Patricia (Yankton SD)
Astounding First Novel
Night Navigation is a powerful novel from an accomplished first novelist. Writing in the alternating voices of the mother, Del, and her 32 year old son Mark, Howard adds to reader involvement. I was pulled into the skillfully drawn maternal co-dependency, which is part of most mother-child relationships. The authors writing style of short, choppy sentences in the Mark sections echoes his manic mind state. Having a daughter who is bi-polar and alcohol and drug dependent, the manipulation of the addict is well known to me.
Though this at first seems a dark novel, there are instances of humor which lighten the drama and make the characters and situations real. Her use of imagery, the careful filling of the coffee pot, the struggle with the bats, Marks paranoia about crows, all rise to symbolic significance and add depth to the novel.
I thoroughly enjoyed Night Navigation, and am looking forward to the authors second novel.
Julie (Rancho Palos Verdes CA)
Not an easy read
If you are looking for a light, easy read, this isn't your book. This is a fabulous book that seems so true to life because the author lived it.
As the wife of a recovering addict (my husband was 2 years sober when we met), there were so many painful parts to this story. Ginnah Howard digs deep and comes out with a fantastic, realistic story about living with an addict, loving an addict, being an addict and dealing with mental illness.
You won't be disappointed in this one.
Kari (Oslo )
A very realistic and interesting book
I really liked this book. Both the mother's and son's voices felt very realistic. It is written in a way that takes you along on the same emotional roller-coaster that are described in its pages. I have some experience with mental illness, and also with alcoholism/AA, both through my husband's family. That made me recognize certain things in the book, like how Mark kept trying, failing, trying again, and how his mother always ended up being there for him, no matter how agonizing. I don't think you need to have any experience with mental illness/chemical abuse to enjoy this book, but I feel that it added depth to the whole reading experience.
Rachelle (Chicago IL)

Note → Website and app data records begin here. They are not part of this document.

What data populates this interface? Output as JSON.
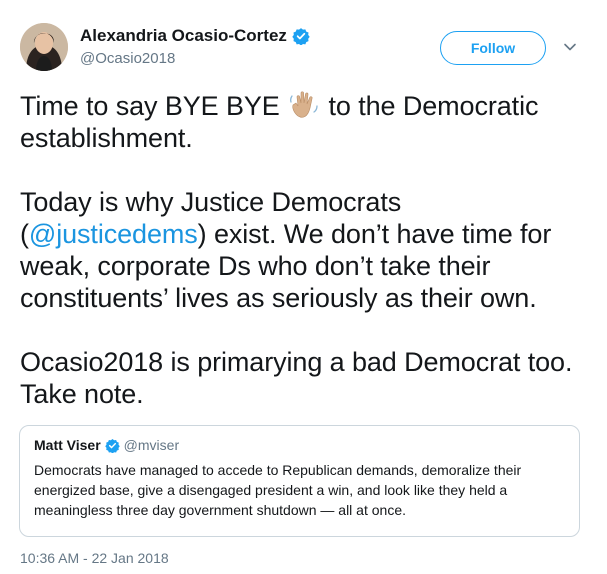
{
  "author": {
    "name": "Alexandria Ocasio-Cortez",
    "handle": "@Ocasio2018"
  },
  "follow_label": "Follow",
  "tweet": {
    "line1_a": "Time to say BYE BYE ",
    "line1_b": " to the Democratic establishment.",
    "p2_a": "Today is why Justice Democrats (",
    "p2_mention": "@justicedems",
    "p2_b": ") exist. We don’t have time for weak, corporate Ds who don’t take their constituents’ lives as seriously as their own.",
    "p3": "Ocasio2018 is primarying a bad Democrat too. Take note."
  },
  "quoted": {
    "name": "Matt Viser",
    "handle": "@mviser",
    "text": "Democrats have managed to accede to Republican demands, demoralize their energized base, give a disengaged president a win, and look like they held a meaningless three day government shutdown — all at once."
  },
  "timestamp": "10:36 AM - 22 Jan 2018",
  "colors": {
    "accent": "#1da1f2",
    "mention": "#1b95e0",
    "muted": "#657786",
    "border": "#ccd6dd"
  },
  "icons": [
    "verified-badge-icon",
    "waving-hand-icon",
    "chevron-down-icon"
  ]
}
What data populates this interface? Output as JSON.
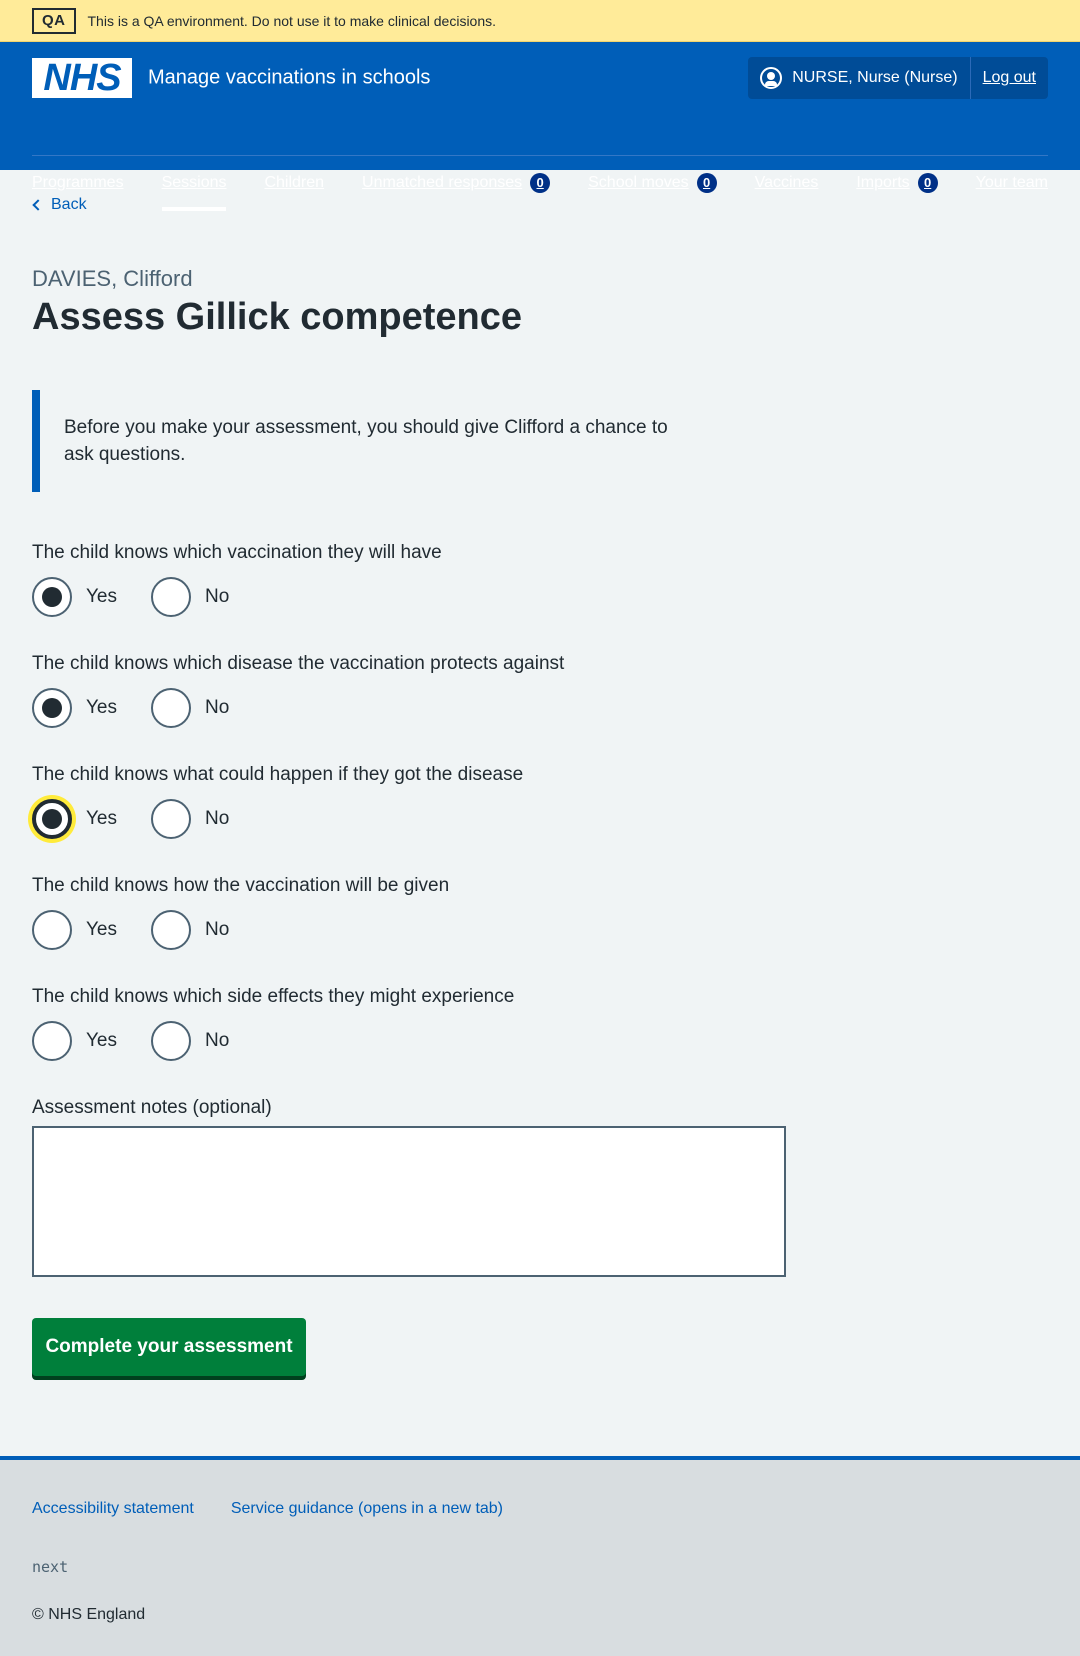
{
  "qa_banner": {
    "tag": "QA",
    "text": "This is a QA environment. Do not use it to make clinical decisions."
  },
  "header": {
    "logo": "NHS",
    "service_name": "Manage vaccinations in schools",
    "user": "NURSE, Nurse (Nurse)",
    "logout": "Log out",
    "nav": [
      {
        "label": "Programmes"
      },
      {
        "label": "Sessions",
        "active": true
      },
      {
        "label": "Children"
      },
      {
        "label": "Unmatched responses",
        "badge": "0"
      },
      {
        "label": "School moves",
        "badge": "0"
      },
      {
        "label": "Vaccines"
      },
      {
        "label": "Imports",
        "badge": "0"
      },
      {
        "label": "Your team"
      }
    ]
  },
  "back": "Back",
  "caption": "DAVIES, Clifford",
  "title": "Assess Gillick competence",
  "inset": "Before you make your assessment, you should give Clifford a chance to ask questions.",
  "questions": [
    {
      "label": "The child knows which vaccination they will have",
      "yes": "Yes",
      "no": "No",
      "selected": "yes"
    },
    {
      "label": "The child knows which disease the vaccination protects against",
      "yes": "Yes",
      "no": "No",
      "selected": "yes"
    },
    {
      "label": "The child knows what could happen if they got the disease",
      "yes": "Yes",
      "no": "No",
      "selected": "yes"
    },
    {
      "label": "The child knows how the vaccination will be given",
      "yes": "Yes",
      "no": "No",
      "selected": ""
    },
    {
      "label": "The child knows which side effects they might experience",
      "yes": "Yes",
      "no": "No",
      "selected": ""
    }
  ],
  "notes_label": "Assessment notes (optional)",
  "notes_value": "",
  "submit": "Complete your assessment",
  "footer": {
    "links": [
      "Accessibility statement",
      "Service guidance (opens in a new tab)"
    ],
    "version": "next",
    "copyright": "© NHS England"
  }
}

I found this to be a great read. As a mental health professional I found myself reading a story that I've seen play out more than once with families I've worked with. Del, the enabling mother struggling to want to give her son "tough love" but also wanting to just protect him a little longer. Mark, lost in a world of drugs, self medicating his mania, struggling to find a way out only to fall back into all of it. This is not a "light" novel, its dark and angsty and angry and anxious and you will quickly find yourself drawn into their world.
Eileen (Danvers MA)
Good not Great
This is a heart rending story of the struggles of a mentally ill addict and the struggles of a family. Del, the Mom, lives in constant fear of what will become of her son, Mark, while trying to live some sort of life of her own. Not really tough love material, Del has a hard time letting the chips fall for her son, but an almost harder time continuing to support him. Mark does not make it easy to do either.
As moving as this story is I found myself, for some reason at times, a little annoyed with the Mom and sick of Mark. Del's love of Mark seems to have a desperation about it, and for good reason we learn as the tale unfolds. Despite this I still found myself impatient with the development of the plot. There were parts of the book when I could not put it down, and then parts where I found myself skimming a little.
In the end I would categorize "Night Navigation" as a good read on many levels but average when compared to some of the more mature books of this genre.
Kimberly (Chula Vista CA)
Night Navigation by Ginnah Howard is a gripping, yet depressing, novel. Del, the 60+ year-old mother alternates telling the story with her 37 year-old son who is a drug addict and a perpetual source of stress for Del. The book intrigued me right from the beginning and did not disappoint through the last page. The parade of unsavory characters and Dels inability to give her son the tough love he seems to be craving proved to be extremely frustrating for this reader. Ginnah Howard bases this novel on personal experiences which enhances its believability and kept me rooting for Del until the end (no matter how many times I wanted to shake her and shout NO!). This book is a terrific read but may need to be taken in small doses.
Darra (Walnut Creek CA)
Like Watching a Trainwreck...
I found reading this gritty novel about the relationship between a drug-addicted, bipolar adult son and his enabling mother akin to watching a train wreck: simultaneously horrifying and mesmerizing. The language is spare - at times almost abrupt - contributing to the sense of tension and anxiety that pervades the third-person, shifting narrative. If you were grabbed by A Million Little Pieces, you might want to pick this one up ... then be prepared to keep those pages turning.